An international diamond exchange, for a diamond supply chain, serves as a central distribution point. An international diamond exchange sorts and distributes recently mined rocks. A variety of characteristics judge how diamonds are sorted, and after being sorted, the diamonds are distributed to jewelry manufacturers and dealers, where the diamonds are cut in specific fashion and are sold. Ramat Gan is the world's largest international exchange, near Tel Aviv, Israel. The Diamond Tower is in Ramat Gan, where the world's largest diamond trading floor presides, along with many other international exchange buildings.
Among many other large international diamond exchange centers are New York City and Antwerp, Belgium. Diamond traders working in an exchange purchase the rough products from diamond mines in an exchange. The values which are used to sort the rough diamonds are size, shape, clarity and color. Specialized training and aptitude is required of the sorters working in an exchange.

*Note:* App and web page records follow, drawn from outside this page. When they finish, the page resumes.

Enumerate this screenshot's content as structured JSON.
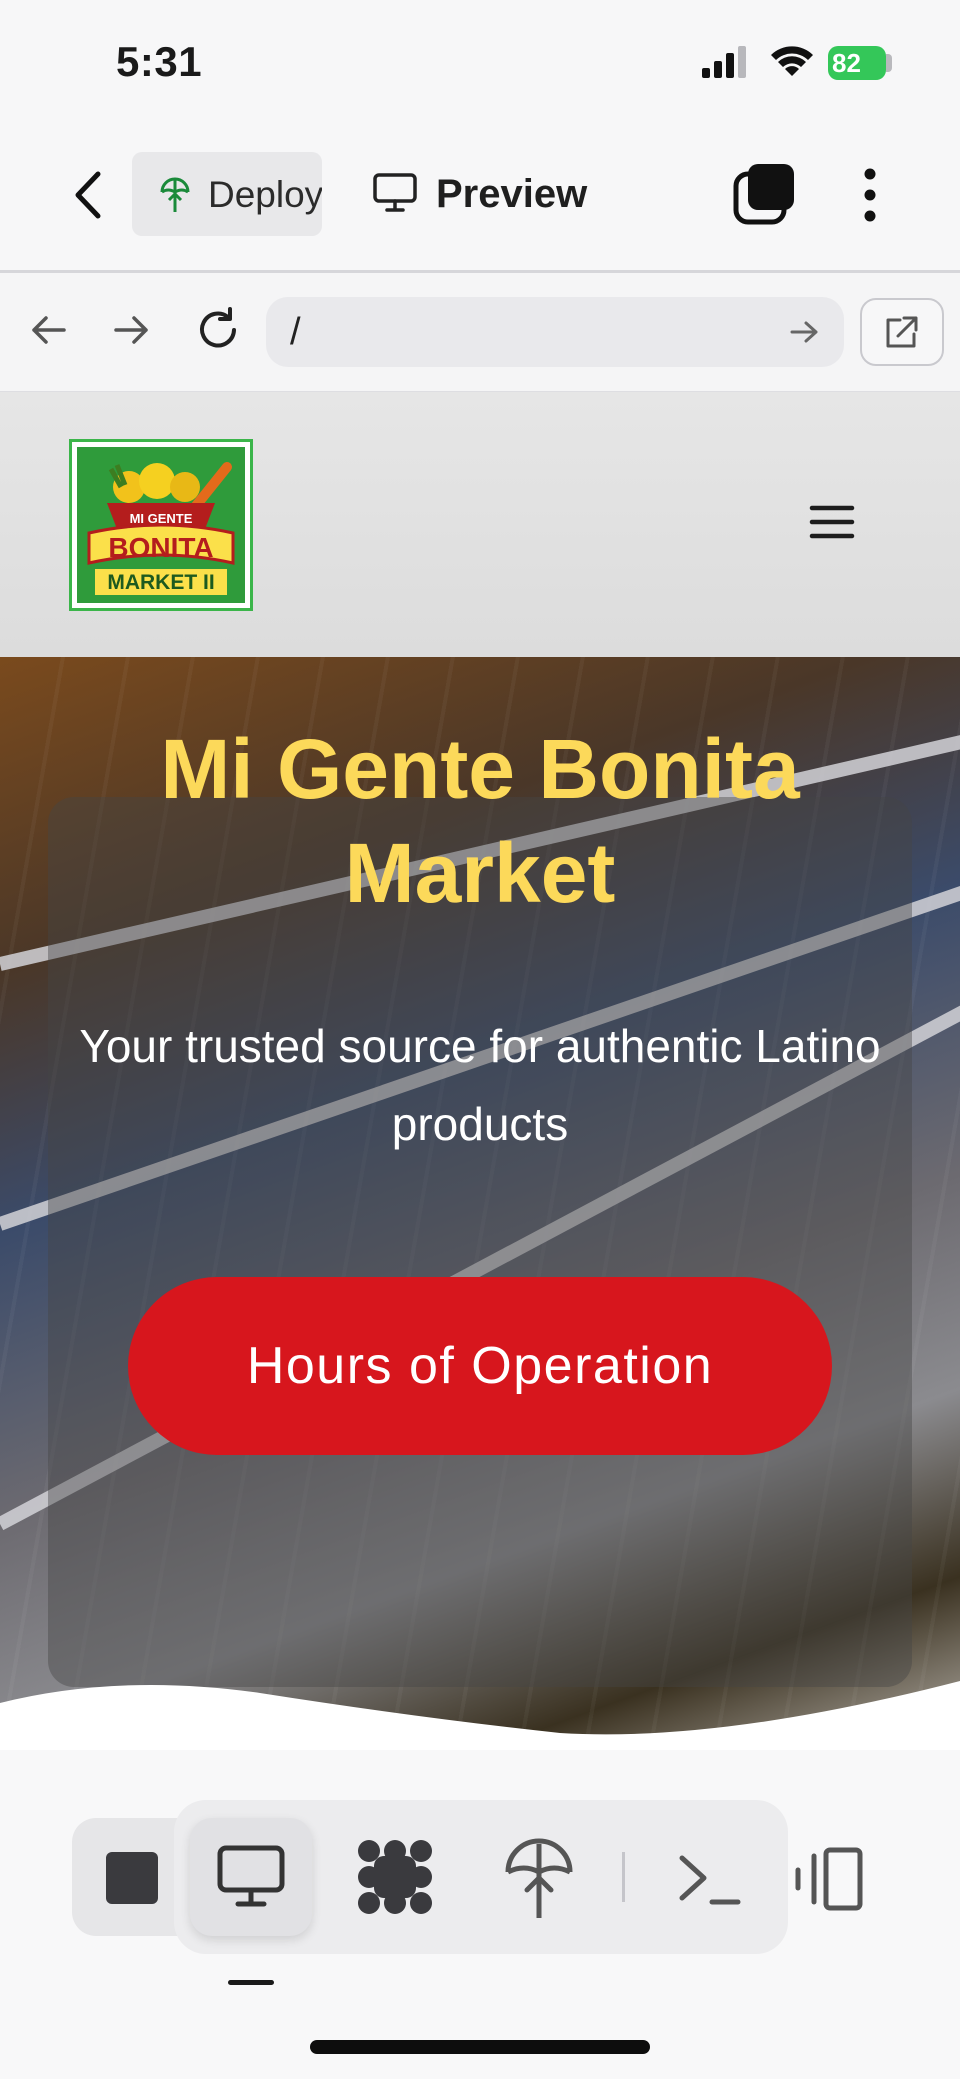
{
  "status_bar": {
    "time": "5:31",
    "battery": "82"
  },
  "toolbar": {
    "deploy_label": "Deploy",
    "preview_label": "Preview"
  },
  "url_bar": {
    "value": "/"
  },
  "site": {
    "logo_text": {
      "line1": "MI GENTE",
      "line2": "BONITA",
      "line3": "MARKET II"
    },
    "hero_title": "Mi Gente Bonita Market",
    "hero_subtitle": "Your trusted source for authentic Latino products",
    "cta_label": "Hours of Operation"
  },
  "colors": {
    "title_yellow": "#fcd95a",
    "cta_red": "#d7161d",
    "battery_green": "#34c759"
  }
}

The constant proximity to diamonds requires a background check of all the sorters. Diamond exchanges use ultra-sensitive scales to measure the weight of each sorter's diamonds before and after sorting because every 142 carats of diamond produce barely over one ounce of usable stone.

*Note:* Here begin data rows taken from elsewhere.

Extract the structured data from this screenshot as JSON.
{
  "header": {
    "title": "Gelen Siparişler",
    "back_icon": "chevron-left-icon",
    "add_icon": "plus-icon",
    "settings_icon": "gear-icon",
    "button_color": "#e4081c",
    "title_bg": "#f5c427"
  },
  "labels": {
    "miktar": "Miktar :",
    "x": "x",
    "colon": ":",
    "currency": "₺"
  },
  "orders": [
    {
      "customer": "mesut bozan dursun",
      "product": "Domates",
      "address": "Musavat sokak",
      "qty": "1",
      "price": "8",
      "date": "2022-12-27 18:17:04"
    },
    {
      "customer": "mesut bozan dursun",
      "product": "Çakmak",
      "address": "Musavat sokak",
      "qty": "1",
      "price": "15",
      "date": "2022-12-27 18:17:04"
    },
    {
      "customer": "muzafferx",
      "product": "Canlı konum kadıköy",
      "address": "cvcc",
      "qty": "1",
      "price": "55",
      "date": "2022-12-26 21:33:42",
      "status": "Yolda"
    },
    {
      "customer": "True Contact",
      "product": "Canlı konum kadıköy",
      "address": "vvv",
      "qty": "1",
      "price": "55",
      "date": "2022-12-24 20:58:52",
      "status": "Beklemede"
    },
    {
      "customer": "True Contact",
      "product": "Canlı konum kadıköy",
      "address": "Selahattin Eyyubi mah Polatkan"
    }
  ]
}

The international diamond exchange's second element of operation is the distribution. The sorters work in the exchange then sell their packages of usable stones to diamond dealers, once they are done sorting them, many of these dealers send it to their cutting and polishing factories. Diamonds may even pass through multiple dealers before reaching the customer. The difference between the buying and selling price of the stones is how the profit of a sorter is measured. In most cases, sorters make a profit margin of about 10 per cent. The diamond exchange of Israel sorts approximately 65 per cent of the rough diamonds in the world. This is why the sorters working at the exchange have an advantage over the others.
"Sightholders" are certain dealers who are allowed to have transactions with the Israeli exchange.

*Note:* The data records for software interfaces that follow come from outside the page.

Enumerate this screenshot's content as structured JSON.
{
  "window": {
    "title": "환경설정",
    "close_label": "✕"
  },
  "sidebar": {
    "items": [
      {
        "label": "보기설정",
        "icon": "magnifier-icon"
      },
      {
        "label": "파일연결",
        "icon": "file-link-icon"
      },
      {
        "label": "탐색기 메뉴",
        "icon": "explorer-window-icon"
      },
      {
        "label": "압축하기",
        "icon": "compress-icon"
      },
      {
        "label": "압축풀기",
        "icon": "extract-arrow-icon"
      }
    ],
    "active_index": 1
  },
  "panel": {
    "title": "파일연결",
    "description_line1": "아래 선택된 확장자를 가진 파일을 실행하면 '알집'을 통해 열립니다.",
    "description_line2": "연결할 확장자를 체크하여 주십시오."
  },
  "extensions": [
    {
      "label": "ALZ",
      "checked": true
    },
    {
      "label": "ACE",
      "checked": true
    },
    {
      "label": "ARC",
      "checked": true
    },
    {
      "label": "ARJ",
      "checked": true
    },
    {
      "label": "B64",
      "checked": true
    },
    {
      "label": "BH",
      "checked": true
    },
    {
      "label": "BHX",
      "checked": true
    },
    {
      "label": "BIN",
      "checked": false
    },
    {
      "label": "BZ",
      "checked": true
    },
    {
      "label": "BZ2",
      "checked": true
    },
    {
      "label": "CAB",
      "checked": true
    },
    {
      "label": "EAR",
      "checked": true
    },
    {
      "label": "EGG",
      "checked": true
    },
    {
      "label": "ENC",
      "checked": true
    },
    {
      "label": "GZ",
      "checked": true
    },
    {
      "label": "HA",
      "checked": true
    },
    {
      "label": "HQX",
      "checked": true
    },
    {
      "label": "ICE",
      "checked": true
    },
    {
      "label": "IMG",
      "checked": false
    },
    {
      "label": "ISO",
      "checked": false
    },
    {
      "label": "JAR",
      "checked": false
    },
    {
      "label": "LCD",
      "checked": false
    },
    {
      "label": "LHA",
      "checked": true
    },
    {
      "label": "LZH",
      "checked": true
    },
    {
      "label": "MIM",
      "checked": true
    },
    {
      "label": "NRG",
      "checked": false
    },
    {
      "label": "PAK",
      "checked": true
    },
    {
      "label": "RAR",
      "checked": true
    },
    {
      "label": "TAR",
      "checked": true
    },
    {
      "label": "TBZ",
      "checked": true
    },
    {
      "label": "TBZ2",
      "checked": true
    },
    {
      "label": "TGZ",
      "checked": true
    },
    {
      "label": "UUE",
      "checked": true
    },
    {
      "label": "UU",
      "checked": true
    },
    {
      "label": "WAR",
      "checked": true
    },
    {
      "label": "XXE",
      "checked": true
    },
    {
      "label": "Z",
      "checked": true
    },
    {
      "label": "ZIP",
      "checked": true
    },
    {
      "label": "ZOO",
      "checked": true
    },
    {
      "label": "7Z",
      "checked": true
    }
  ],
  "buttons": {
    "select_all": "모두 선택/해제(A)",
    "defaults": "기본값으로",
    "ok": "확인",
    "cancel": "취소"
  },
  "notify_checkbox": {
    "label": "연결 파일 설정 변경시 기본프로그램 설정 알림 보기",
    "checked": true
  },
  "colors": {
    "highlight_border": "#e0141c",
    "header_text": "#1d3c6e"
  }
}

Sightholders are given bundles of stones that have no guarantees that they will be in accordance to the request submitted by the sightholders. Apart from that, they can only accept or reject an offer as per the asked price. Other than requiring sightholders in order to accept the bundles allocated to them, it is expected by the sightholders to carry out marketing and distribution in order to increase the general consumer interest by the Israeli diamond exchange.